A powerful earthquake measuring 6.3 on the Richter scale has struck the coast of Honshu in eastern Japan.

The quake struck at 8:24 a.m. local time on Sunday (2324 GMT on Saturday), according to the US Geological Survey.

The epicenter was monitored at 37.9813 degrees north latitude and 141.8492 degrees east longitude, with a depth of 24.8 kilometers (14 miles), the Xinhua news agency reported.

The quake was followed by a 6.6-magnitude aftershock two minutes later.

Japan is still conducting rescue operations in the aftermath of Friday's 8.9-magnitude earthquake, which triggered a 23-foot (7-meter) tsunami and over 50 aftershocks, with many measuring more than 6.0 on the Richter scale.

There are concerns that the death toll from the catastrophic earthquake could exceed 1,800.

The strong tremor has left millions of people in the quake-stricken area without water, gas, and electricity.

The quake struck at 2:46 p.m. local time (0546 GMT) on Friday and its epicenter was monitored at about 373 kilometers (231 miles) from the capital Tokyo, with a depth of 32 kilometers (20 miles).

The temblor triggered a seven-meter (23-foot) tsunami and was followed by over 50 aftershocks over the next few hours, with many measuring more than 6.0 on the Richter scale.

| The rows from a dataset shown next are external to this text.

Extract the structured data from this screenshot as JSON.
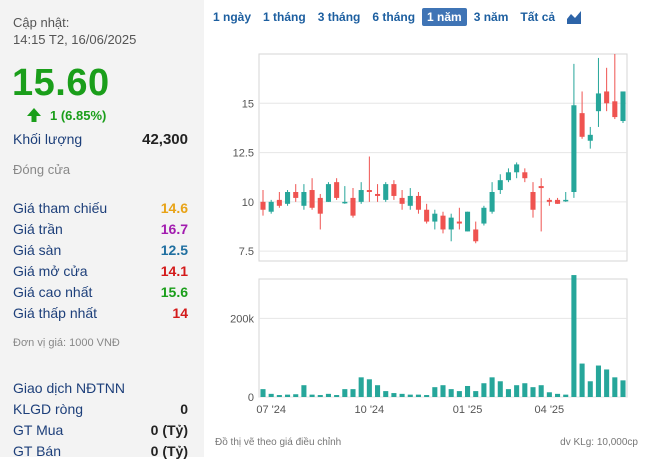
{
  "header": {
    "updated_label": "Cập nhật:",
    "updated_time": "14:15 T2, 16/06/2025"
  },
  "quote": {
    "price": "15.60",
    "change": "1 (6.85%)",
    "direction_color": "#1a9e1a"
  },
  "volume": {
    "label": "Khối lượng",
    "value": "42,300"
  },
  "status": "Đóng cửa",
  "stats": [
    {
      "label": "Giá tham chiếu",
      "value": "14.6",
      "color": "#e8a317"
    },
    {
      "label": "Giá trần",
      "value": "16.7",
      "color": "#a21caf"
    },
    {
      "label": "Giá sàn",
      "value": "12.5",
      "color": "#1f6fa0"
    },
    {
      "label": "Giá mở cửa",
      "value": "14.1",
      "color": "#d31a1a"
    },
    {
      "label": "Giá cao nhất",
      "value": "15.6",
      "color": "#1a9e1a"
    },
    {
      "label": "Giá thấp nhất",
      "value": "14",
      "color": "#d31a1a"
    }
  ],
  "unit_note": "Đơn vị giá: 1000 VNĐ",
  "foreign": {
    "title": "Giao dịch NĐTNN",
    "rows": [
      {
        "label": "KLGD ròng",
        "value": "0"
      },
      {
        "label": "GT Mua",
        "value": "0 (Tỷ)"
      },
      {
        "label": "GT Bán",
        "value": "0 (Tỷ)"
      }
    ]
  },
  "tabs": [
    {
      "label": "1 ngày",
      "active": false
    },
    {
      "label": "1 tháng",
      "active": false
    },
    {
      "label": "3 tháng",
      "active": false
    },
    {
      "label": "6 tháng",
      "active": false
    },
    {
      "label": "1 năm",
      "active": true
    },
    {
      "label": "3 năm",
      "active": false
    },
    {
      "label": "Tất cả",
      "active": false
    }
  ],
  "footer": {
    "left_note": "Đồ thị vẽ theo giá điều chỉnh",
    "right_note": "dv KLg: 10,000cp"
  },
  "chart_data": {
    "type": "candlestick",
    "x_tick_labels": [
      "07 '24",
      "10 '24",
      "01 '25",
      "04 '25"
    ],
    "x_tick_index": [
      1,
      13,
      25,
      35
    ],
    "price_axis": {
      "ticks": [
        "15",
        "12.5",
        "10",
        "7.5"
      ],
      "tick_values": [
        15,
        12.5,
        10,
        7.5
      ],
      "range": [
        7.0,
        17.5
      ]
    },
    "volume_axis": {
      "ticks": [
        "200k",
        "0"
      ],
      "tick_values": [
        200000,
        0
      ],
      "range": [
        0,
        300000
      ]
    },
    "colors": {
      "up": "#26a69a",
      "down": "#ef5350"
    },
    "candles": [
      {
        "o": 10.0,
        "h": 10.6,
        "l": 9.3,
        "c": 9.6,
        "v": 20000
      },
      {
        "o": 9.5,
        "h": 10.1,
        "l": 9.4,
        "c": 10.0,
        "v": 8000
      },
      {
        "o": 10.1,
        "h": 10.5,
        "l": 9.7,
        "c": 9.8,
        "v": 5000
      },
      {
        "o": 9.9,
        "h": 10.6,
        "l": 9.8,
        "c": 10.5,
        "v": 6000
      },
      {
        "o": 10.5,
        "h": 10.9,
        "l": 10.0,
        "c": 10.2,
        "v": 7000
      },
      {
        "o": 9.8,
        "h": 10.9,
        "l": 9.6,
        "c": 10.5,
        "v": 30000
      },
      {
        "o": 10.6,
        "h": 11.2,
        "l": 9.6,
        "c": 9.7,
        "v": 6000
      },
      {
        "o": 10.2,
        "h": 10.4,
        "l": 8.6,
        "c": 9.4,
        "v": 5000
      },
      {
        "o": 10.0,
        "h": 11.0,
        "l": 10.0,
        "c": 10.9,
        "v": 8000
      },
      {
        "o": 11.0,
        "h": 11.2,
        "l": 10.1,
        "c": 10.2,
        "v": 5000
      },
      {
        "o": 10.0,
        "h": 10.8,
        "l": 9.9,
        "c": 10.0,
        "v": 20000
      },
      {
        "o": 10.2,
        "h": 10.7,
        "l": 9.2,
        "c": 9.3,
        "v": 20000
      },
      {
        "o": 10.0,
        "h": 11.0,
        "l": 9.9,
        "c": 10.6,
        "v": 50000
      },
      {
        "o": 10.6,
        "h": 12.3,
        "l": 10.0,
        "c": 10.5,
        "v": 45000
      },
      {
        "o": 10.4,
        "h": 10.9,
        "l": 10.0,
        "c": 10.3,
        "v": 30000
      },
      {
        "o": 10.1,
        "h": 11.0,
        "l": 10.0,
        "c": 10.9,
        "v": 15000
      },
      {
        "o": 10.9,
        "h": 11.1,
        "l": 10.1,
        "c": 10.3,
        "v": 10000
      },
      {
        "o": 10.2,
        "h": 10.6,
        "l": 9.6,
        "c": 9.9,
        "v": 8000
      },
      {
        "o": 9.8,
        "h": 10.7,
        "l": 9.6,
        "c": 10.3,
        "v": 6000
      },
      {
        "o": 10.3,
        "h": 10.5,
        "l": 9.4,
        "c": 9.6,
        "v": 6000
      },
      {
        "o": 9.6,
        "h": 9.9,
        "l": 8.9,
        "c": 9.0,
        "v": 5000
      },
      {
        "o": 9.0,
        "h": 9.6,
        "l": 8.6,
        "c": 9.4,
        "v": 25000
      },
      {
        "o": 9.3,
        "h": 9.5,
        "l": 8.4,
        "c": 8.6,
        "v": 30000
      },
      {
        "o": 8.6,
        "h": 9.4,
        "l": 8.0,
        "c": 9.2,
        "v": 20000
      },
      {
        "o": 9.0,
        "h": 9.7,
        "l": 8.6,
        "c": 8.9,
        "v": 15000
      },
      {
        "o": 8.5,
        "h": 9.5,
        "l": 8.5,
        "c": 9.5,
        "v": 28000
      },
      {
        "o": 8.6,
        "h": 9.0,
        "l": 7.9,
        "c": 8.0,
        "v": 15000
      },
      {
        "o": 8.9,
        "h": 9.8,
        "l": 8.8,
        "c": 9.7,
        "v": 35000
      },
      {
        "o": 9.5,
        "h": 11.0,
        "l": 9.4,
        "c": 10.5,
        "v": 50000
      },
      {
        "o": 10.6,
        "h": 11.4,
        "l": 10.4,
        "c": 11.1,
        "v": 40000
      },
      {
        "o": 11.1,
        "h": 11.7,
        "l": 11.0,
        "c": 11.5,
        "v": 20000
      },
      {
        "o": 11.5,
        "h": 12.0,
        "l": 11.2,
        "c": 11.9,
        "v": 30000
      },
      {
        "o": 11.5,
        "h": 11.7,
        "l": 11.0,
        "c": 11.2,
        "v": 35000
      },
      {
        "o": 10.5,
        "h": 11.0,
        "l": 9.2,
        "c": 9.6,
        "v": 25000
      },
      {
        "o": 10.8,
        "h": 11.2,
        "l": 8.5,
        "c": 10.7,
        "v": 30000
      },
      {
        "o": 10.1,
        "h": 10.2,
        "l": 9.8,
        "c": 10.0,
        "v": 12000
      },
      {
        "o": 10.1,
        "h": 10.2,
        "l": 9.9,
        "c": 9.9,
        "v": 8000
      },
      {
        "o": 10.1,
        "h": 10.5,
        "l": 10.0,
        "c": 10.1,
        "v": 6000
      },
      {
        "o": 10.5,
        "h": 17.0,
        "l": 10.2,
        "c": 14.9,
        "v": 310000
      },
      {
        "o": 14.5,
        "h": 15.6,
        "l": 13.2,
        "c": 13.3,
        "v": 85000
      },
      {
        "o": 13.1,
        "h": 13.8,
        "l": 12.7,
        "c": 13.4,
        "v": 40000
      },
      {
        "o": 14.6,
        "h": 17.3,
        "l": 13.8,
        "c": 15.5,
        "v": 80000
      },
      {
        "o": 15.6,
        "h": 16.8,
        "l": 14.6,
        "c": 15.0,
        "v": 70000
      },
      {
        "o": 15.1,
        "h": 17.5,
        "l": 14.2,
        "c": 14.3,
        "v": 50000
      },
      {
        "o": 14.1,
        "h": 15.6,
        "l": 14.0,
        "c": 15.6,
        "v": 42300
      }
    ]
  }
}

On Friday, Japanese Prime Minister Naoto Kan pledged that the government would do all it can to rescue the survivors of the disaster.

The Japanese islands are located in an area that is the convergence point for several continental and oceanic plates. Because of Japan's location on an active plate zone, the country has had a long history of serious quakes.

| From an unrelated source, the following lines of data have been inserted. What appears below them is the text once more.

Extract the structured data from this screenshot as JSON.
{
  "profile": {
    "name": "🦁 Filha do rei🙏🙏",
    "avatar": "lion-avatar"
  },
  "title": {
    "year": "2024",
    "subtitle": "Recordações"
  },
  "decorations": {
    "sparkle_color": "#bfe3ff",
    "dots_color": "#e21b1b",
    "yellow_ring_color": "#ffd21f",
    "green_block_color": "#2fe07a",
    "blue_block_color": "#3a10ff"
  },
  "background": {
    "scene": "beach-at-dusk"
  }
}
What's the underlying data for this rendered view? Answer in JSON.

The worst earthquake to hit Japan was the 8.3-magnitude Great Kanto Earthquake of 1923, which killed 100,000 people.

In 1995, the city of Kobe was hit by a powerful earthquake that killed 6,000 and injured nearly half a million residents.